Also along for the ride – and for our great amusement – is Eliza’s dustman father Alfred P. Doolittle, opportunist extraordinaire, who figures he can make a few pounds off his daughter’s association with the “swell” Higgins. Ron Choularton, the only bona fide Brit in the cast, makes the most of this wonderful role, especially in the rollicking songs “With A Little Bit O’ Luck” and “Get Me To The Church On Time.”

The time has been moved forward to the ’30s, allowing Jeanne Reith to go to town with costumes and hats and Peter Herman to have a good time with wigs and makeup.

Chris Rynne’s lighting design and Matt Lescault-Wood’s sound design are top-notch as well.

David Brannen contributes fine choreography – in which Katie Whalley Banville (as Lady Boxington and ensemble member) particularly sparkles. Andrew Hull’s versatile set design works well except for the puzzling hunks of something that looks like tissue paper on the rear wall, presumably to hide music director Patrick Marion and his five fine musicians.

Murray knows his way around the Higgins role, having played it before, and does not disappoint. Pearce had some trouble making Eliza’s ugly Cockney sounds the night I saw her, but she certainly makes some beautiful ones on the songs, particularly the soaring “I Could Have Danced All Night.”
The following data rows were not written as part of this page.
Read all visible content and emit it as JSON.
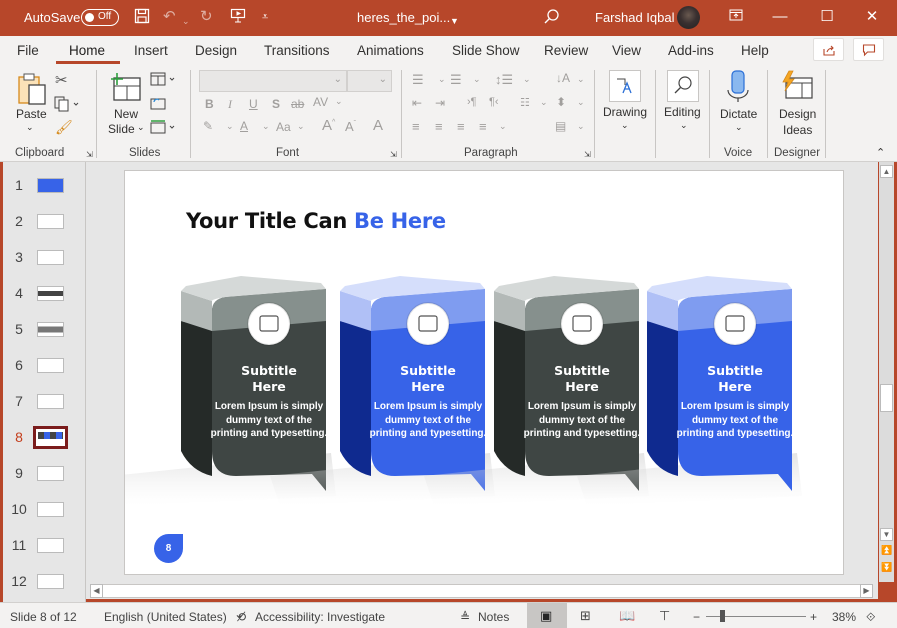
{
  "titlebar": {
    "autosave_label": "AutoSave",
    "autosave_state": "Off",
    "doc_title": "heres_the_poi...",
    "user_name": "Farshad Iqbal"
  },
  "tabs": [
    {
      "label": "File"
    },
    {
      "label": "Home"
    },
    {
      "label": "Insert"
    },
    {
      "label": "Design"
    },
    {
      "label": "Transitions"
    },
    {
      "label": "Animations"
    },
    {
      "label": "Slide Show"
    },
    {
      "label": "Review"
    },
    {
      "label": "View"
    },
    {
      "label": "Add-ins"
    },
    {
      "label": "Help"
    }
  ],
  "active_tab": "Home",
  "ribbon": {
    "clipboard": {
      "paste": "Paste",
      "group": "Clipboard"
    },
    "slides": {
      "new_slide_1": "New",
      "new_slide_2": "Slide",
      "group": "Slides"
    },
    "font": {
      "group": "Font",
      "font_name": "",
      "font_size": "",
      "bold": "B",
      "italic": "I",
      "underline": "U",
      "shadow": "S",
      "strike": "ab",
      "spacing": "AV",
      "case": "Aa"
    },
    "paragraph": {
      "group": "Paragraph"
    },
    "drawing": {
      "label": "Drawing"
    },
    "editing": {
      "label": "Editing"
    },
    "voice": {
      "label": "Dictate",
      "group": "Voice"
    },
    "designer": {
      "label_1": "Design",
      "label_2": "Ideas",
      "group": "Designer"
    }
  },
  "thumbnails": [
    {
      "num": "1"
    },
    {
      "num": "2"
    },
    {
      "num": "3"
    },
    {
      "num": "4"
    },
    {
      "num": "5"
    },
    {
      "num": "6"
    },
    {
      "num": "7"
    },
    {
      "num": "8"
    },
    {
      "num": "9"
    },
    {
      "num": "10"
    },
    {
      "num": "11"
    },
    {
      "num": "12"
    }
  ],
  "selected_slide": 8,
  "slide": {
    "title_plain": "Your Title Can ",
    "title_accent": "Be Here",
    "page_number": "8",
    "cards": [
      {
        "subtitle_1": "Subtitle",
        "subtitle_2": "Here",
        "body": "Lorem Ipsum is simply dummy text of the printing and typesetting.",
        "theme": "dark",
        "icon": "document-leaf-icon"
      },
      {
        "subtitle_1": "Subtitle",
        "subtitle_2": "Here",
        "body": "Lorem Ipsum is simply dummy text of the printing and typesetting.",
        "theme": "blue",
        "icon": "circuit-board-icon"
      },
      {
        "subtitle_1": "Subtitle",
        "subtitle_2": "Here",
        "body": "Lorem Ipsum is simply dummy text of the printing and typesetting.",
        "theme": "dark",
        "icon": "tray-leaf-icon"
      },
      {
        "subtitle_1": "Subtitle",
        "subtitle_2": "Here",
        "body": "Lorem Ipsum is simply dummy text of the printing and typesetting.",
        "theme": "blue",
        "icon": "lightbulb-leaf-icon"
      }
    ]
  },
  "colors": {
    "accent": "#b7472a",
    "slide_blue": "#3763e8",
    "slide_dark": "#3f4644"
  },
  "status": {
    "slide_info": "Slide 8 of 12",
    "language": "English (United States)",
    "accessibility": "Accessibility: Investigate",
    "notes": "Notes",
    "zoom": "38%"
  }
}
I’m an old dog to whom teaching new tricks is iffy, and I confess that I was looking for Julie Andrews and a big orchestra, but don’t miss this show on those counts. Cygnet has a fine “My Fair Lady” here.

The details

“My Fair Lady” plays through April 26 at Cygnet Theatre, 4040 Twiggs St., Old Town, San Diego, California.

Wednesday and Thursday at 7:30 pm; Friday at 8 pm; Saturday at 3 and 8 pm; Sunday at 2 and 7 pm.

Tickets: (619) 337-1525 or HERE.

To read more reviews by SDGLN Theater Critic Jean Lowerison, click HERE.